Records supplied:
*** Block opens ***

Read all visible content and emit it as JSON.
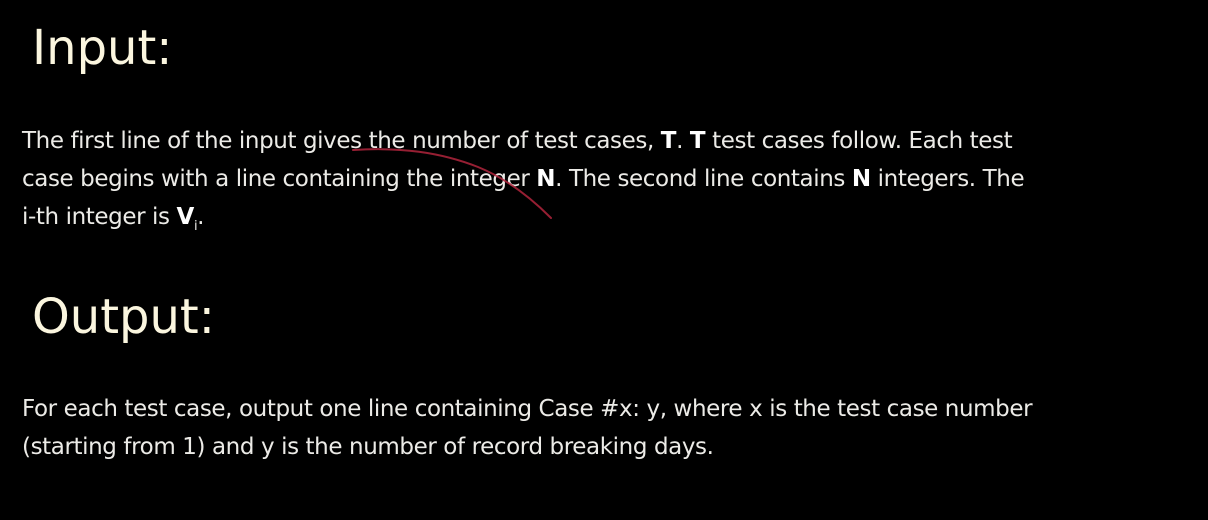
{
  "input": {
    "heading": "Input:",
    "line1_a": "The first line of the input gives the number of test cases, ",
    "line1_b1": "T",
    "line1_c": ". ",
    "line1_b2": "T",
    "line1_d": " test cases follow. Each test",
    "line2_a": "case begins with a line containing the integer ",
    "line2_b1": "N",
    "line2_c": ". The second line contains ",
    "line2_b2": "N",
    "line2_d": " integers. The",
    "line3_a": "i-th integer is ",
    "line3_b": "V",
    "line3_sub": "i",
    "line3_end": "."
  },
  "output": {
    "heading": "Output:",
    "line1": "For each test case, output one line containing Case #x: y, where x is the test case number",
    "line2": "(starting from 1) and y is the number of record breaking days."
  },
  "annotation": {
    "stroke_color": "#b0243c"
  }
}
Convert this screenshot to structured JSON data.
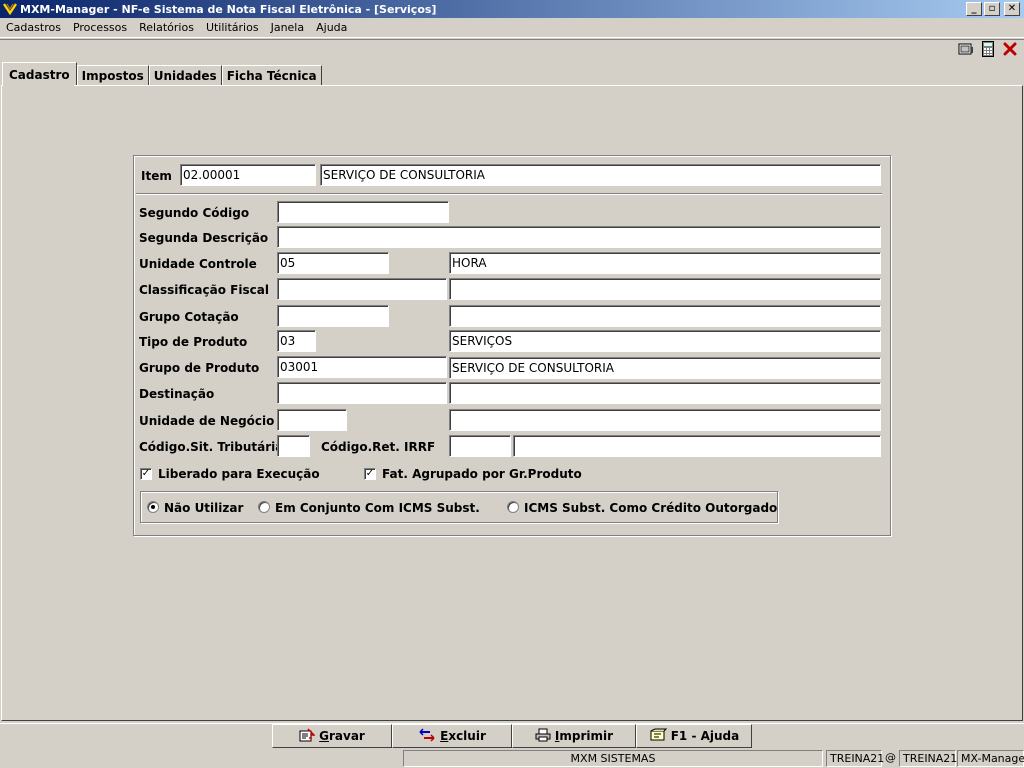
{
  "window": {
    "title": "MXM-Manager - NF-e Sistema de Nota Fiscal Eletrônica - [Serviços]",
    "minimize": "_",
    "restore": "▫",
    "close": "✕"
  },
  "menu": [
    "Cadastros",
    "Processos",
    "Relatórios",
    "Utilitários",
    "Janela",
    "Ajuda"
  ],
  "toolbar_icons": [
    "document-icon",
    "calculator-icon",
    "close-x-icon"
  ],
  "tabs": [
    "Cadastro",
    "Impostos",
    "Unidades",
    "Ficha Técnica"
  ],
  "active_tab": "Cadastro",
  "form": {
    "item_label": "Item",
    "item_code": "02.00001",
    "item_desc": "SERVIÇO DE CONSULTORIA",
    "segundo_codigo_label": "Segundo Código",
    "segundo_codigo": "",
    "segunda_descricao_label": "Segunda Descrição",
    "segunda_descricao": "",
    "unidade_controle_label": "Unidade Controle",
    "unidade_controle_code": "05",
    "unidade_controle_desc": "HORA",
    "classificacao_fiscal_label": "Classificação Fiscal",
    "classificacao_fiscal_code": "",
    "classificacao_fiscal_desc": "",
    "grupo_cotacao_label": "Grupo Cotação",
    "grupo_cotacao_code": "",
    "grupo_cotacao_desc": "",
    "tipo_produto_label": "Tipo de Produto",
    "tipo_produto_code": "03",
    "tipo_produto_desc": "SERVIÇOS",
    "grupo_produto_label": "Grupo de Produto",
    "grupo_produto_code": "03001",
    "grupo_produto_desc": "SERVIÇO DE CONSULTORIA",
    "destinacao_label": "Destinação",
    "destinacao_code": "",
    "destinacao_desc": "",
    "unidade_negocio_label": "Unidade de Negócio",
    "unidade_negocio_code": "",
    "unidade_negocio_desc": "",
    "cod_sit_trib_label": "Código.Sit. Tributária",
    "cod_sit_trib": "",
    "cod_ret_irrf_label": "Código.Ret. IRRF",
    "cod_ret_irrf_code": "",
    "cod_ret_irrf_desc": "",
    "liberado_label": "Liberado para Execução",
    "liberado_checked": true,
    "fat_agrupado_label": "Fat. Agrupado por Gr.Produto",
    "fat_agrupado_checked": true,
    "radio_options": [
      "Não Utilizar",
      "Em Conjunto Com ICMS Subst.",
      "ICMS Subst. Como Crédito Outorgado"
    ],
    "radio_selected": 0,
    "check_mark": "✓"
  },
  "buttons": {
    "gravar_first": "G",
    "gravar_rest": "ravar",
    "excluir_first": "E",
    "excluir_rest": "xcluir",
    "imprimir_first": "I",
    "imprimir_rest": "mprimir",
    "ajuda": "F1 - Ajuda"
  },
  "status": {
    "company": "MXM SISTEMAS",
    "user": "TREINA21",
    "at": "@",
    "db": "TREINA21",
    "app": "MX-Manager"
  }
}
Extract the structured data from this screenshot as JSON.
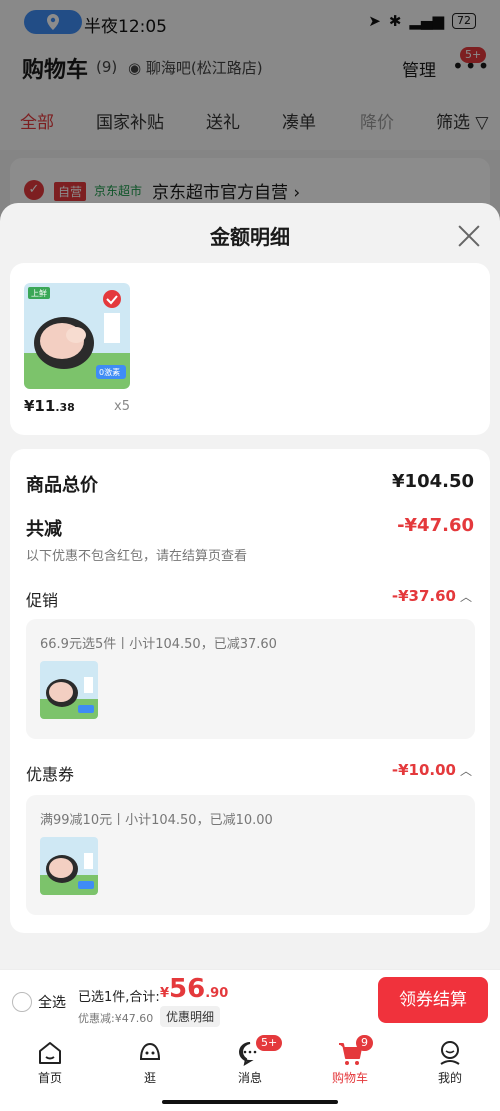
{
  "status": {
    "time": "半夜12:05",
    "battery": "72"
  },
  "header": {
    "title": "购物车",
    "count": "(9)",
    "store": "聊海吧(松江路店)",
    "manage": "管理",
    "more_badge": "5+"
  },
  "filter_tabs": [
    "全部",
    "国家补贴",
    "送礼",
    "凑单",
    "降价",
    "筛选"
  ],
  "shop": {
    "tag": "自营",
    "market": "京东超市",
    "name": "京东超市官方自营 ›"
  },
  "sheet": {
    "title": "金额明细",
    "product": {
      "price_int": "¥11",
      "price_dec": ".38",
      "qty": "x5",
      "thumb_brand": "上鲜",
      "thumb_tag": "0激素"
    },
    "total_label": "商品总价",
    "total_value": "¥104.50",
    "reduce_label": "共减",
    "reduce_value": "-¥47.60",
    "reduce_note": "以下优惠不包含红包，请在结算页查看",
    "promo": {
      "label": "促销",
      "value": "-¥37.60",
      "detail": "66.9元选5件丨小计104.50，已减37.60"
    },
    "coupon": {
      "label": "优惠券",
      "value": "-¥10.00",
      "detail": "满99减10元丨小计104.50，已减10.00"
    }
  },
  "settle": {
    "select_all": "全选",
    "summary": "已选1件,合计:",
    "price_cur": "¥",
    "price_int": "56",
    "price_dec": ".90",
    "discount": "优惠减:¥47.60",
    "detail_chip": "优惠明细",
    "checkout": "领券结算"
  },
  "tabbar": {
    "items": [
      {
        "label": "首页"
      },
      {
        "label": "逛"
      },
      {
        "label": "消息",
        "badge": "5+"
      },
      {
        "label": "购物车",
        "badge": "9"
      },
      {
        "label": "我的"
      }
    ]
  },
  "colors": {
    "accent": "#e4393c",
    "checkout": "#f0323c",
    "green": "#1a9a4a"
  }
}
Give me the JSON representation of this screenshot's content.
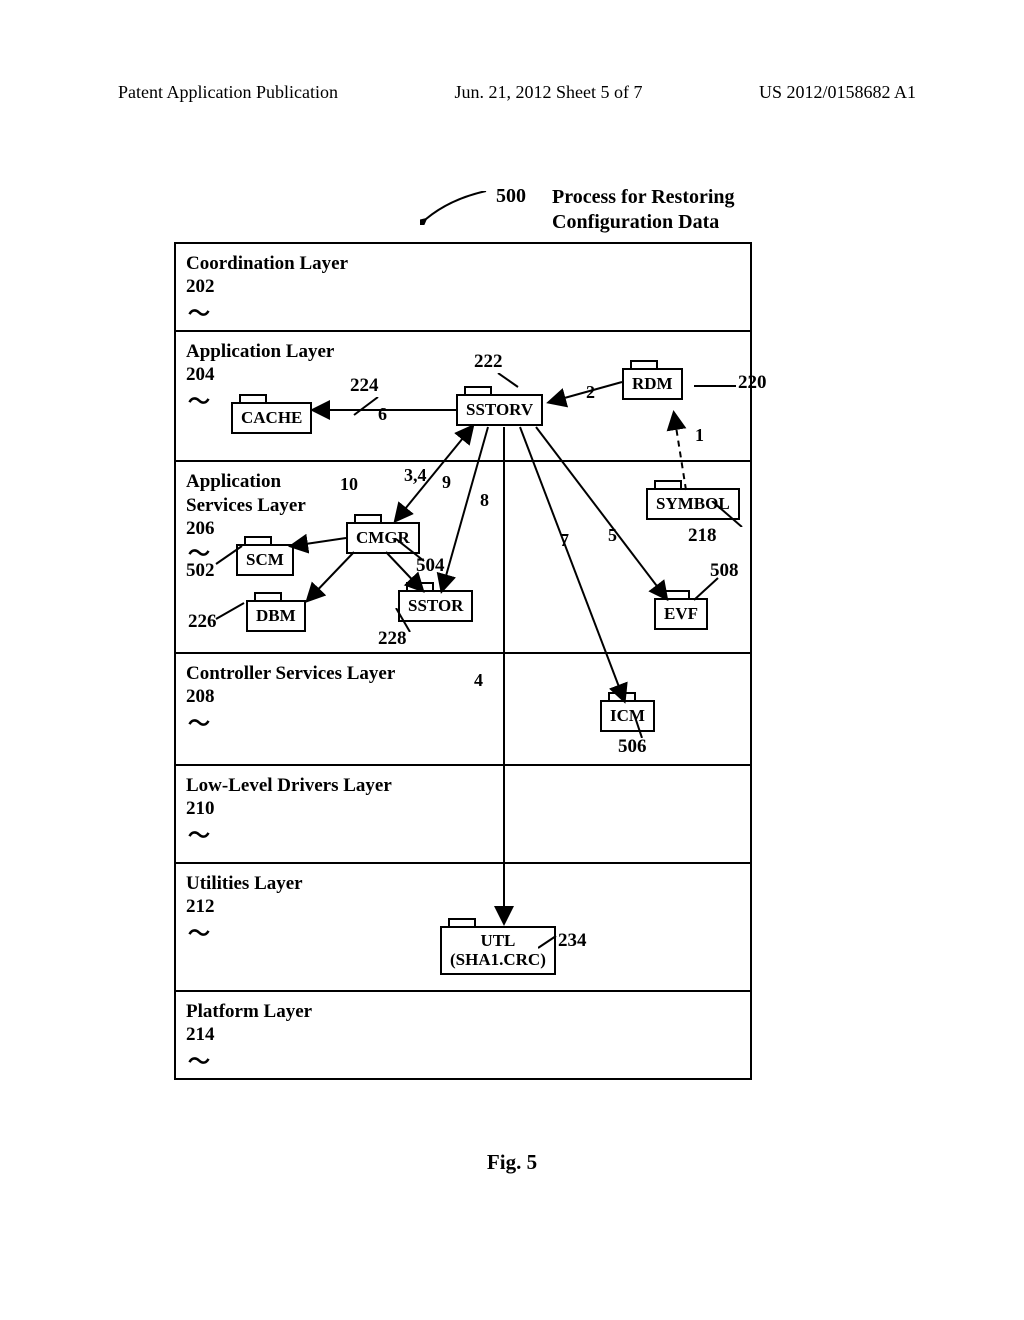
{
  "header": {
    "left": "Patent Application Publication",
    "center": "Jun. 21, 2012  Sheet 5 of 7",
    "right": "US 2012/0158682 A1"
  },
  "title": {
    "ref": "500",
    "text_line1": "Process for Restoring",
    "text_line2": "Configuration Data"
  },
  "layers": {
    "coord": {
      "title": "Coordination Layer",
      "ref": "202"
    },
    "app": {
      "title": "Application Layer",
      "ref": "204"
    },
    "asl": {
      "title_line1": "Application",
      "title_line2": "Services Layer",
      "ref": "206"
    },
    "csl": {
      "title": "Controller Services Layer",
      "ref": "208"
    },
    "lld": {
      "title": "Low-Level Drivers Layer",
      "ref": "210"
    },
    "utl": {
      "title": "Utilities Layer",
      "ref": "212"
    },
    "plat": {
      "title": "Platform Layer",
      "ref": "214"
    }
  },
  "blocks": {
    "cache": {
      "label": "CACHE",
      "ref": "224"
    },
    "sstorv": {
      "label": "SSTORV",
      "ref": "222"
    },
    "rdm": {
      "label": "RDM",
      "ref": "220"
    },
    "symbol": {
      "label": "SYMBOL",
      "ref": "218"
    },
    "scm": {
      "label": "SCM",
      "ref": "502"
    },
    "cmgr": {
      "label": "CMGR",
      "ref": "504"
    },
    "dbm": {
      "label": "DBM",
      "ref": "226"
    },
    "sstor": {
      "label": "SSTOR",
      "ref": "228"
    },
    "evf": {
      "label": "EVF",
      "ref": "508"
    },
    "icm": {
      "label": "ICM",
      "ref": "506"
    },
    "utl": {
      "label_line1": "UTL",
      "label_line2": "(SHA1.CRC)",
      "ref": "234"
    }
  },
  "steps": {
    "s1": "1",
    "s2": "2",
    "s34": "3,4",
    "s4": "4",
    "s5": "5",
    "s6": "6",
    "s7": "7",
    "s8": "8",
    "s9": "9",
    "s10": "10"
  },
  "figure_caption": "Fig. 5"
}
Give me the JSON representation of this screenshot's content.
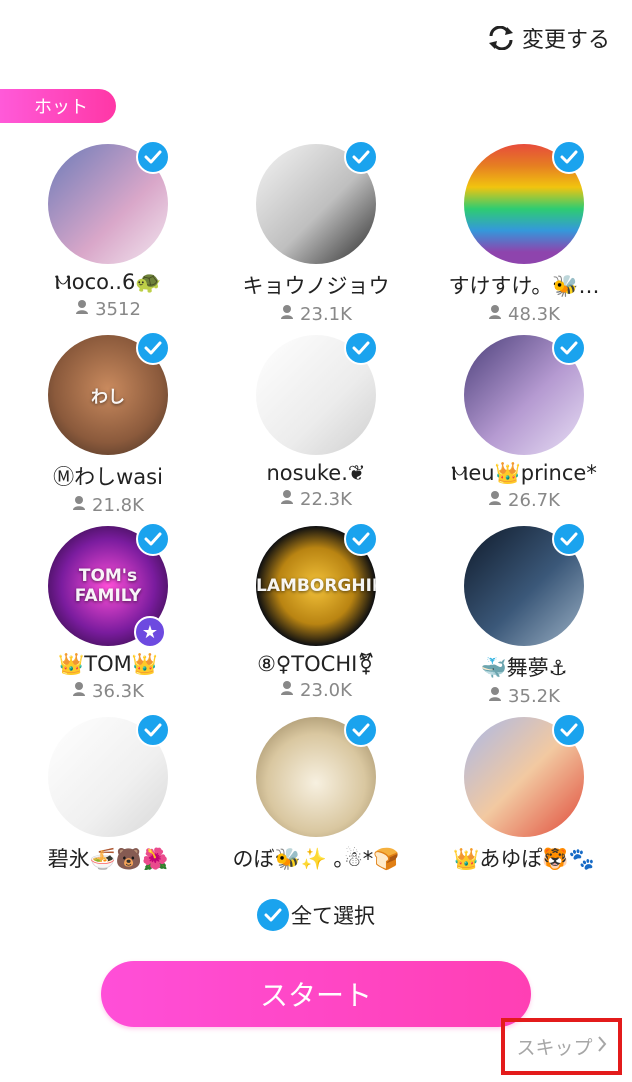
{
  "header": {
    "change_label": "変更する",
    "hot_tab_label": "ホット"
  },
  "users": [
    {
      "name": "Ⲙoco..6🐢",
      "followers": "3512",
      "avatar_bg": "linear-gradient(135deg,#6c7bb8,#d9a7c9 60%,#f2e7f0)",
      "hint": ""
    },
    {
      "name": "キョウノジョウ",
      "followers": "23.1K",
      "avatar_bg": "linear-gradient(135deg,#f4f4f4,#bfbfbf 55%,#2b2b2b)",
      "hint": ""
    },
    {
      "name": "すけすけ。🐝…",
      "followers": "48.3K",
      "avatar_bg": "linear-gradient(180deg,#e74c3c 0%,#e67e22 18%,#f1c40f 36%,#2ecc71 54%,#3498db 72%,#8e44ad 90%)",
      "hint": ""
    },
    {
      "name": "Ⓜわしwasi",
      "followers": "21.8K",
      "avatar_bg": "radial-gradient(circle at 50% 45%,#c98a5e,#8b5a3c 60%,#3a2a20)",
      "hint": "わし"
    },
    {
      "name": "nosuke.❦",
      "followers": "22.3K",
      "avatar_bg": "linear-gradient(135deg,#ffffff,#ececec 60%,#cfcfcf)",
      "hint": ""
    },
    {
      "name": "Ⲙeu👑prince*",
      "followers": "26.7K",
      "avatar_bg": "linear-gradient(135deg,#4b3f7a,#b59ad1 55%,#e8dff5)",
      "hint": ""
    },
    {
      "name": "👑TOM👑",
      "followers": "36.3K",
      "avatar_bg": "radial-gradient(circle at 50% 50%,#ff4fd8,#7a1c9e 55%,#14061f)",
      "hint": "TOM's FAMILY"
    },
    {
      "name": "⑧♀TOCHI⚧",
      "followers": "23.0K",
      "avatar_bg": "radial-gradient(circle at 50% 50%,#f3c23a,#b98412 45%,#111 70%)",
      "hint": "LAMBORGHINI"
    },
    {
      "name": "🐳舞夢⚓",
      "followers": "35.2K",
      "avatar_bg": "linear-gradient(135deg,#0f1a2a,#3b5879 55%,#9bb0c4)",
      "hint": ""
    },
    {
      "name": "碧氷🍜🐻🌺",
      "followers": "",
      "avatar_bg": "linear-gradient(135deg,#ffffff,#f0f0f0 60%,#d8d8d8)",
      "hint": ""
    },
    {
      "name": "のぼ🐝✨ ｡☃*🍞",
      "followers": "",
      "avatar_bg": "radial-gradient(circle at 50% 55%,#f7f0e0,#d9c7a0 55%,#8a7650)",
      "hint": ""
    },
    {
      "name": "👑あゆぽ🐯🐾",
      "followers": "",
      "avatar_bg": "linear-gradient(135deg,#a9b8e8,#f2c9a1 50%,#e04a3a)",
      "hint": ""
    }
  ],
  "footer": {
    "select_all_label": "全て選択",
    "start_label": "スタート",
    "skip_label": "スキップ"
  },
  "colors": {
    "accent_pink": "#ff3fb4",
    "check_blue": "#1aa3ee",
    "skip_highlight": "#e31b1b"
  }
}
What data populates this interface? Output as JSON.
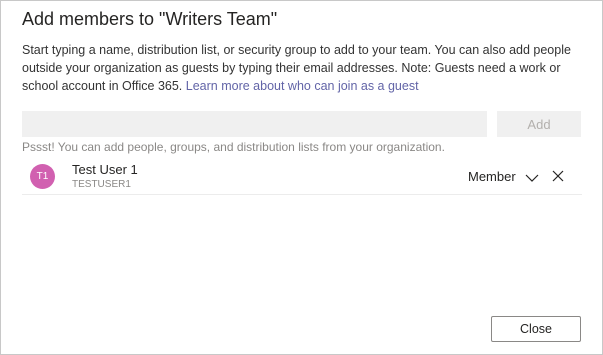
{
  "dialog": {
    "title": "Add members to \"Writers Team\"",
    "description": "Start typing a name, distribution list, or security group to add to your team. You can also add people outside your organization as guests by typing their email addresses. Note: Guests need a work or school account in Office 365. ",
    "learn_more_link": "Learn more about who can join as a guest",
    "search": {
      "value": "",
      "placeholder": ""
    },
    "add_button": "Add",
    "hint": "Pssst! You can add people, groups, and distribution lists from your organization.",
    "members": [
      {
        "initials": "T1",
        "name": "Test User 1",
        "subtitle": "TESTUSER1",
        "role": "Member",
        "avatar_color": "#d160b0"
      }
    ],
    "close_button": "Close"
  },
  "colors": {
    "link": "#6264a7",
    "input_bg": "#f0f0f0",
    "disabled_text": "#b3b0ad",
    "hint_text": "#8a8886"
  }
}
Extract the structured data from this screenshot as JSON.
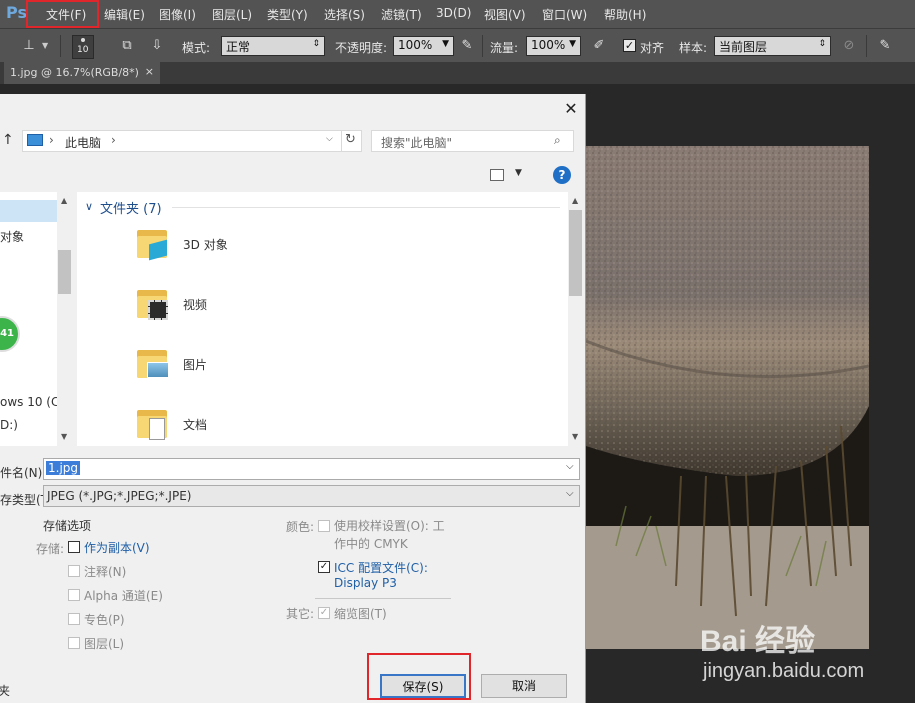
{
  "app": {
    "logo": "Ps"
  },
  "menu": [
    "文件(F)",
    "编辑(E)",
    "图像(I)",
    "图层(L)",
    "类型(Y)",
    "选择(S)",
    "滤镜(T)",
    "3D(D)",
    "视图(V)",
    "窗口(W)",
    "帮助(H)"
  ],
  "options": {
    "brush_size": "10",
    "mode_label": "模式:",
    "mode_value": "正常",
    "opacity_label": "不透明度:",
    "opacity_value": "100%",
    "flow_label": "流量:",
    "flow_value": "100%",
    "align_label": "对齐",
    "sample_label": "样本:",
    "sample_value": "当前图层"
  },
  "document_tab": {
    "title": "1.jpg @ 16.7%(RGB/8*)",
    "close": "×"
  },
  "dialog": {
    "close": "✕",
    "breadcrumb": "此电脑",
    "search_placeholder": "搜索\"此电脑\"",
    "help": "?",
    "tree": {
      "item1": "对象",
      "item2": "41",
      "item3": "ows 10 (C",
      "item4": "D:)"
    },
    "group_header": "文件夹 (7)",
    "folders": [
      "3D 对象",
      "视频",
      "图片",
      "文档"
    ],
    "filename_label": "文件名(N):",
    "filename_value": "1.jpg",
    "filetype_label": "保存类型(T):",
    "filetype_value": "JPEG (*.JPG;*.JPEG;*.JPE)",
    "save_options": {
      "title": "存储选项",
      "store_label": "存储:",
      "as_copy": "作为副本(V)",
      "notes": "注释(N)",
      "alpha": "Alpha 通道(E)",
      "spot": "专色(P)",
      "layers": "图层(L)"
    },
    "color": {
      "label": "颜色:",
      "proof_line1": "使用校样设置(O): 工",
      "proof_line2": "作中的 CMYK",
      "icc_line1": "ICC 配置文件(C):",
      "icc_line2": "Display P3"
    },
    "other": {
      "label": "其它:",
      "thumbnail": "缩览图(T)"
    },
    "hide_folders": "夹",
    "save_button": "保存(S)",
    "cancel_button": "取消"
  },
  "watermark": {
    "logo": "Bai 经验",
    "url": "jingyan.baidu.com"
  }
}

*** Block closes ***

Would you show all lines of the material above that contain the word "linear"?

Solution for this task:
      "avatar_bg": "linear-gradient(135deg,#6c7bb8,#d9a7c9 60%,#f2e7f0)",
      "avatar_bg": "linear-gradient(135deg,#f4f4f4,#bfbfbf 55%,#2b2b2b)",
      "avatar_bg": "linear-gradient(180deg,#e74c3c 0%,#e67e22 18%,#f1c40f 36%,#2ecc71 54%,#3498db 72%,#8e44ad 90%)",
      "avatar_bg": "linear-gradient(135deg,#ffffff,#ececec 60%,#cfcfcf)",
      "avatar_bg": "linear-gradient(135deg,#4b3f7a,#b59ad1 55%,#e8dff5)",
      "avatar_bg": "linear-gradient(135deg,#0f1a2a,#3b5879 55%,#9bb0c4)",
      "avatar_bg": "linear-gradient(135deg,#ffffff,#f0f0f0 60%,#d8d8d8)",
      "avatar_bg": "linear-gradient(135deg,#a9b8e8,#f2c9a1 50%,#e04a3a)",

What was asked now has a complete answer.